While on the road, we’ll undoubtedly run into myriad characters from all walks of life and in various states of openness to foreigners. Most of the time these interactions are extremely rewarding and all parties leave with anything from a simple, mild appreciation of the encounter to a very happy memory of the time spent together. And then there are the “other” exchanges.
Sparing the explanation for this last remaining type of encounter, they really hold the possibility to ruin our day, to stymie our inertia and to darken our disposition – if we let it. But that’s up to us, as it turns out.
If we think back to the last confrontation that we had with a coworker or family member, what could we have done to resolve the issue? Could we have walked away? Probably not, if we wanted to maintain that relationship. But was there perhaps a part of our personality that stood in the way of a more resolute ending to that situation? Did we perhaps keep that situation going on longer than we should have because we felt we needed to win something or prove that we were stronger in the end?
Fore-arming ourselves with the general scope of conflict resolution, or the “laws of the land,” will assist us in gaining the confidence that we may need to make more appropriate decisions in these situations. Sometimes a subtle response is necessary to resolve an issue. Sometimes a more aggressive, proactive initiative is what is needed to come away from a dispute on top. In either case, each instance of tension needs to be seen as a platform holding the involved individuals in the fracas until one or all make the move to appease the situation.
This platform of conflict is supported only by the abilities of those standing on that particular platform at that particular time. So if our ideology, wit or agenda is lacking, that platform is destined to topple. This will lead to a less than optimal end to our conflict. And we would do much better to realize that we not only have the ability to manage our own support of that base, but also to manipulate that of others as well – especially if we are conscious of their motivations or their general tack in confrontational situations.
While on the road it is best not to make too many assumptions about the nature of personalities in the host country. But if a confrontation arises, remember that our mind is our most powerful tool in resolving these matters. And at that point, it all comes down to how much we wish to invest in bringing our ends to fruition. Do we want the situation to end immediately? Are our goals worth remaining in the confrontation longer? Or is it somewhere in between.
In any of these cases, it’s best to assess these last few questions at the very onset of each conflict. It will aid in saving money, saving face and even saving pain. And if we know how to manage the emotions of our opponent, we will always win, no matter if they ever realize it.

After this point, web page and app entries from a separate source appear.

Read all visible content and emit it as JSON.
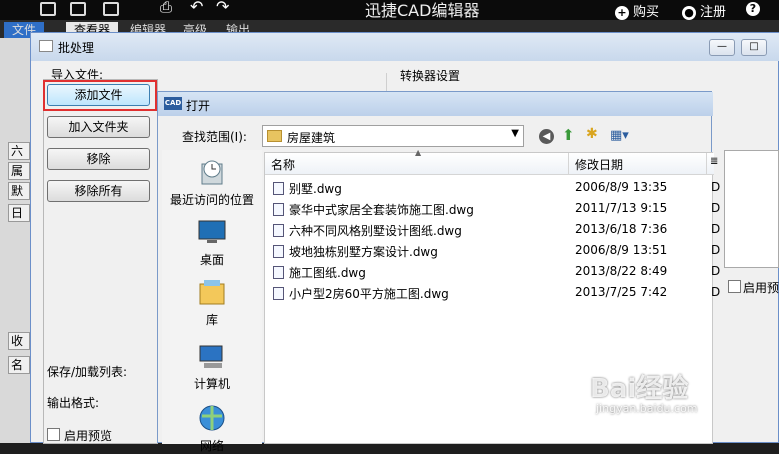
{
  "app": {
    "title": "迅捷CAD编辑器",
    "buy_label": "购买",
    "register_label": "注册",
    "ribbon_tabs": [
      "文件",
      "查看器",
      "编辑器",
      "高级",
      "输出"
    ]
  },
  "left_panel": {
    "tab_labels": [
      "六",
      "属",
      "默",
      "日",
      "收",
      "名"
    ]
  },
  "batch_dialog": {
    "title": "批处理",
    "import_label": "导入文件:",
    "converter_label": "转换器设置",
    "buttons": {
      "add_file": "添加文件",
      "add_folder": "加入文件夹",
      "remove": "移除",
      "remove_all": "移除所有"
    },
    "save_load_label": "保存/加载列表:",
    "output_format_label": "输出格式:",
    "enable_preview_label": "启用预览",
    "enable_preview_right_label": "启用预",
    "win_controls": [
      "—",
      "□",
      "✕"
    ]
  },
  "open_dialog": {
    "title": "打开",
    "cad_badge": "CAD",
    "look_in_label": "查找范围(I):",
    "look_in_value": "房屋建筑",
    "places": [
      {
        "icon": "recent-places-icon",
        "label": "最近访问的位置"
      },
      {
        "icon": "desktop-icon",
        "label": "桌面"
      },
      {
        "icon": "library-icon",
        "label": "库"
      },
      {
        "icon": "computer-icon",
        "label": "计算机"
      },
      {
        "icon": "network-icon",
        "label": "网络"
      }
    ],
    "columns": {
      "name": "名称",
      "modified": "修改日期",
      "extra": "≣"
    },
    "files": [
      {
        "name": "别墅.dwg",
        "modified": "2006/8/9 13:35",
        "type": "D"
      },
      {
        "name": "豪华中式家居全套装饰施工图.dwg",
        "modified": "2011/7/13 9:15",
        "type": "D"
      },
      {
        "name": "六种不同风格别墅设计图纸.dwg",
        "modified": "2013/6/18 7:36",
        "type": "D"
      },
      {
        "name": "坡地独栋别墅方案设计.dwg",
        "modified": "2006/8/9 13:51",
        "type": "D"
      },
      {
        "name": "施工图纸.dwg",
        "modified": "2013/8/22 8:49",
        "type": "D"
      },
      {
        "name": "小户型2房60平方施工图.dwg",
        "modified": "2013/7/25 7:42",
        "type": "D"
      }
    ]
  },
  "highlight_color": "#e03030",
  "watermark": {
    "text": "Bai经验",
    "url": "jingyan.baidu.com"
  }
}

The only thing left to do after the conflict has ended and all parties have gone their separate ways is to look back on the experience with an open mind, knowing that we have the opportunity to learn a lot from our adversary – and for that, we should always be silently thankful to them for offering us this valuable lesson. This will bring us one last moment of positivity in an otherwise negative moment in our lives.
Like this photo from this journal? Check out the album HERE.
My new book, Insights from the Pavement, is a collection of 101 Travel Oms just like this one. Look for it to be released soon.
Join the conversation, tell me what you think about this idea. Leave your comments below.